**Problem statement:** Every line of the records that contains the string "server" counts once; give the total and nothing else.

(Element data from apps and pages)
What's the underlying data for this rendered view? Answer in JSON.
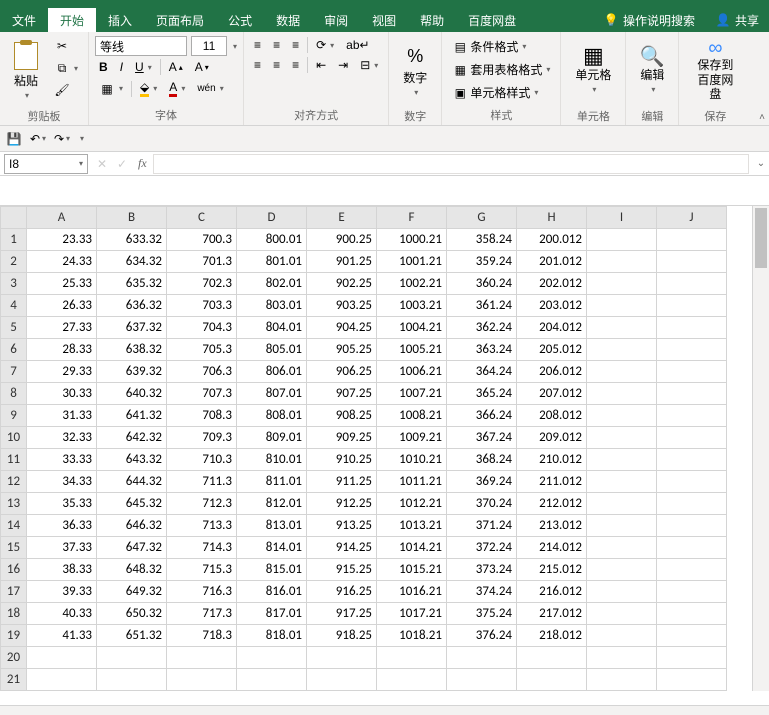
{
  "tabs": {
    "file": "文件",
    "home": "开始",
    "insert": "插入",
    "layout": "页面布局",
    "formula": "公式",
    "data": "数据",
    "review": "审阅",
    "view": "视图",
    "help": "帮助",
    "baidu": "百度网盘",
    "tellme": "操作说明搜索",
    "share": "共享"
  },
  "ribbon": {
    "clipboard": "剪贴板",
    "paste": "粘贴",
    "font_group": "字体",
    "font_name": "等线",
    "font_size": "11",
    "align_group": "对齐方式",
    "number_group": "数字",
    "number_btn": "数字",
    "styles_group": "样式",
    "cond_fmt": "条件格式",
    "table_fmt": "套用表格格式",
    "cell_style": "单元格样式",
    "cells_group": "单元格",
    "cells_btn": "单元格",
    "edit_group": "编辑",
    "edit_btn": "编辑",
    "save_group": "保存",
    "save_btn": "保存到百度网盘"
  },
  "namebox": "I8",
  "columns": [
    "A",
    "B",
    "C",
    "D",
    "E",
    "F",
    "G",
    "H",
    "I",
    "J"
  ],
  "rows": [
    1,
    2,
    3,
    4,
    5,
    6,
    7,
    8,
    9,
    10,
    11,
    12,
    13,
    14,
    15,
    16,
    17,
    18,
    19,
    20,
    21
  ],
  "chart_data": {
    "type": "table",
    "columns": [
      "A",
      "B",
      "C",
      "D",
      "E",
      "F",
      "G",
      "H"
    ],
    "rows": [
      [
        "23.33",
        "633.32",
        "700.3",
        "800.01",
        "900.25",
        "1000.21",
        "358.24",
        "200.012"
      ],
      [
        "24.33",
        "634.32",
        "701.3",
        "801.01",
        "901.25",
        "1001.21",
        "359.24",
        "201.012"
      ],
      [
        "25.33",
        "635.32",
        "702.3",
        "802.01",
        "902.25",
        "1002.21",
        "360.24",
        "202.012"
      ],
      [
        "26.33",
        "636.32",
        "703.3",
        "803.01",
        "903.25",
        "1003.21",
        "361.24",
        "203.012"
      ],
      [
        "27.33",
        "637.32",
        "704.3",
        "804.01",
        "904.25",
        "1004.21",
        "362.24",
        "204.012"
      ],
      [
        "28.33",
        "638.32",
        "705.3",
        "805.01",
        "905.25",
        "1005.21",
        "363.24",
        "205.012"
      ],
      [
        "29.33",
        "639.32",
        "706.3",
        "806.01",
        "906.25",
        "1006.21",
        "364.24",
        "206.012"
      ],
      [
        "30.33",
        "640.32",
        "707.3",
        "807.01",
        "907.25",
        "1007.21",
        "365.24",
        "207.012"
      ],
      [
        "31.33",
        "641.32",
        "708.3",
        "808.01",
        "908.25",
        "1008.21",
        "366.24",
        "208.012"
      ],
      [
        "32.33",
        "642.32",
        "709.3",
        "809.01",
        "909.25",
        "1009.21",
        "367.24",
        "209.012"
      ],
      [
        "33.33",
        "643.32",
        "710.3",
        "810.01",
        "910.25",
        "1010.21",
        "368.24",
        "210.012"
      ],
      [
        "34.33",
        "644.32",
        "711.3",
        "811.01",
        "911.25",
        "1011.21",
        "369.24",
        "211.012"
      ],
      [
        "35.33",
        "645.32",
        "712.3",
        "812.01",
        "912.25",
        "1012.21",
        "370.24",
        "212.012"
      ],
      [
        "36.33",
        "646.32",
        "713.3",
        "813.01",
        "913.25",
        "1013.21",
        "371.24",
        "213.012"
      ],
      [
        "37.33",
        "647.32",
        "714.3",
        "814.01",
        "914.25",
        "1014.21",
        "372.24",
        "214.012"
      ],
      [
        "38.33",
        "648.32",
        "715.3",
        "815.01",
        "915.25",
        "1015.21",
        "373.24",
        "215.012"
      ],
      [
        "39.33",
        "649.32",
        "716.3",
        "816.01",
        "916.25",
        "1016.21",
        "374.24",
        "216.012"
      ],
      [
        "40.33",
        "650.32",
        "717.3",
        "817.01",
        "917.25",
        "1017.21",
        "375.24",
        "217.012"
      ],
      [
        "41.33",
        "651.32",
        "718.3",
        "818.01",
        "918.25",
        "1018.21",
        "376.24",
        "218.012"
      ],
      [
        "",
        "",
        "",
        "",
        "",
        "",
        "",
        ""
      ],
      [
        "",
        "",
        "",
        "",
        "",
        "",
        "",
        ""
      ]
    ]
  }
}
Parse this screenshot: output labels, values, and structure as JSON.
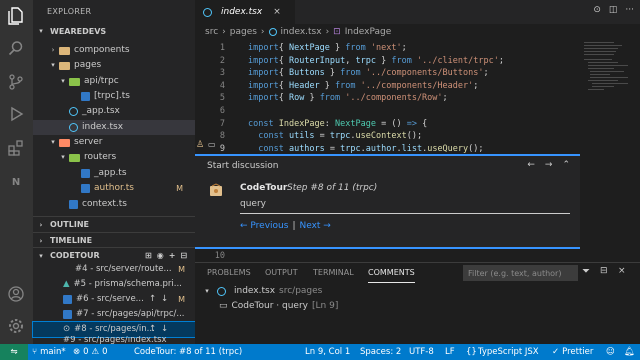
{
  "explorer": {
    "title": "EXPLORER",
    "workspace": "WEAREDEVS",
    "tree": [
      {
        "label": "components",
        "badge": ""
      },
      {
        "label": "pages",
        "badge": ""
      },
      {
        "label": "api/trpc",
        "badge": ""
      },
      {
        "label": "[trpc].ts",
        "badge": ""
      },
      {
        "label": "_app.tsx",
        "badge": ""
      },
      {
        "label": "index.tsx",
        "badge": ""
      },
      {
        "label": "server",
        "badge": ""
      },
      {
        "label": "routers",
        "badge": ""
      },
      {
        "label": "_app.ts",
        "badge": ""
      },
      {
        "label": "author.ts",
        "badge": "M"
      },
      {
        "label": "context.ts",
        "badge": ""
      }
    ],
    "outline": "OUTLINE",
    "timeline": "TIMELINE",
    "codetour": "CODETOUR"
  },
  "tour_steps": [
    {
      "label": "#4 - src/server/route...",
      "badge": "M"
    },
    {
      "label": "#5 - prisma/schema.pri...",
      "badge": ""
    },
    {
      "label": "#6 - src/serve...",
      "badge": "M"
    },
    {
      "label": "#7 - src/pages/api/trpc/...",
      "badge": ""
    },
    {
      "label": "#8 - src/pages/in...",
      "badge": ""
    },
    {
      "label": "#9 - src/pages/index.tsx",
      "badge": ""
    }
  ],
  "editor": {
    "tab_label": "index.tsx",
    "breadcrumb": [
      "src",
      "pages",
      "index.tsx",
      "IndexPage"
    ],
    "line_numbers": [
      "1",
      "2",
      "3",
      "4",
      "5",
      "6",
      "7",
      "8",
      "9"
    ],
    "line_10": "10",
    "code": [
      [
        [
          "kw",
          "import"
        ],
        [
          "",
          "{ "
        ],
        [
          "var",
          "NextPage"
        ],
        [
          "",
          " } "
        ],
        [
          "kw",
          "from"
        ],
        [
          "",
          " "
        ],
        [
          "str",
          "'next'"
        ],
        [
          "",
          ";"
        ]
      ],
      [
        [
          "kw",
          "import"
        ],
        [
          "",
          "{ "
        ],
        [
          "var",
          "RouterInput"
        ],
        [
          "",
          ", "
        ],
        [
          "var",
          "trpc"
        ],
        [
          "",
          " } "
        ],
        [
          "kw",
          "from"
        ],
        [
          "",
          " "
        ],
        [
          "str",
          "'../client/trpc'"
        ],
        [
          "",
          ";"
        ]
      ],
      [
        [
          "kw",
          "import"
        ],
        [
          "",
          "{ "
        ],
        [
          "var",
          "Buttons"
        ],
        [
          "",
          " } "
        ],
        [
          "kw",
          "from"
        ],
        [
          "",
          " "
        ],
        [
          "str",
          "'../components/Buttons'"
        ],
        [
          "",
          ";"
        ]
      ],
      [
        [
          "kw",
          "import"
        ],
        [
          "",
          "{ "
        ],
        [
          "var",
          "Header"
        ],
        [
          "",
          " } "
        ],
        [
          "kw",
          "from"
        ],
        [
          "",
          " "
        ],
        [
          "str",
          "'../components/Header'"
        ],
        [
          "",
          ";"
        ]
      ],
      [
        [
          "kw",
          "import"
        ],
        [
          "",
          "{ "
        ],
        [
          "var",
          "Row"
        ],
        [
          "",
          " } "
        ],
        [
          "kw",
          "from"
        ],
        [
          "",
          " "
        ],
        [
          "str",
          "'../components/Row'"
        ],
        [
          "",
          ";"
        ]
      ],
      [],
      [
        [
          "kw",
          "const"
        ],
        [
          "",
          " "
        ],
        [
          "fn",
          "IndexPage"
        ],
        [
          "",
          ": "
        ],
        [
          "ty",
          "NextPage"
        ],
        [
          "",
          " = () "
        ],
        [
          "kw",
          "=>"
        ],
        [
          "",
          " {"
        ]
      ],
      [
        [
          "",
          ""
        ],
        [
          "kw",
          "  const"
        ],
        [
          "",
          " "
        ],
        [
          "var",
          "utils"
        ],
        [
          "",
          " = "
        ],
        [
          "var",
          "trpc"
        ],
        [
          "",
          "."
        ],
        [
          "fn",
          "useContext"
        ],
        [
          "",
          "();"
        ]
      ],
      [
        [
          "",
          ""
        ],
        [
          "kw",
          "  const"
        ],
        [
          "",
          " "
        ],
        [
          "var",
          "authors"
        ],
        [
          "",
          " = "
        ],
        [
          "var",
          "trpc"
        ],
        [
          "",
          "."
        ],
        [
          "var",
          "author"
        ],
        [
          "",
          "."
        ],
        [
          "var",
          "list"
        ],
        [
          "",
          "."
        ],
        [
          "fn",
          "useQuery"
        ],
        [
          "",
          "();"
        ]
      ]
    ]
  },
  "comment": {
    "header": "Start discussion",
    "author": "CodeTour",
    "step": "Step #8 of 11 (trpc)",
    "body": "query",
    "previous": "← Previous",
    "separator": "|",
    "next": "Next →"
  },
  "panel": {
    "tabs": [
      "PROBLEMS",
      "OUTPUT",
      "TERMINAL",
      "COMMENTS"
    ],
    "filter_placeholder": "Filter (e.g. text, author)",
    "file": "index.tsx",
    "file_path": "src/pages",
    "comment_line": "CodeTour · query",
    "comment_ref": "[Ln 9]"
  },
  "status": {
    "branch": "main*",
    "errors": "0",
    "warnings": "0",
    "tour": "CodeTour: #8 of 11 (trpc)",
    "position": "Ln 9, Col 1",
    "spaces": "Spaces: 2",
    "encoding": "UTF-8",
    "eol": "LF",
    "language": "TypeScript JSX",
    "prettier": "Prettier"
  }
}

**Output for this exercise:** 2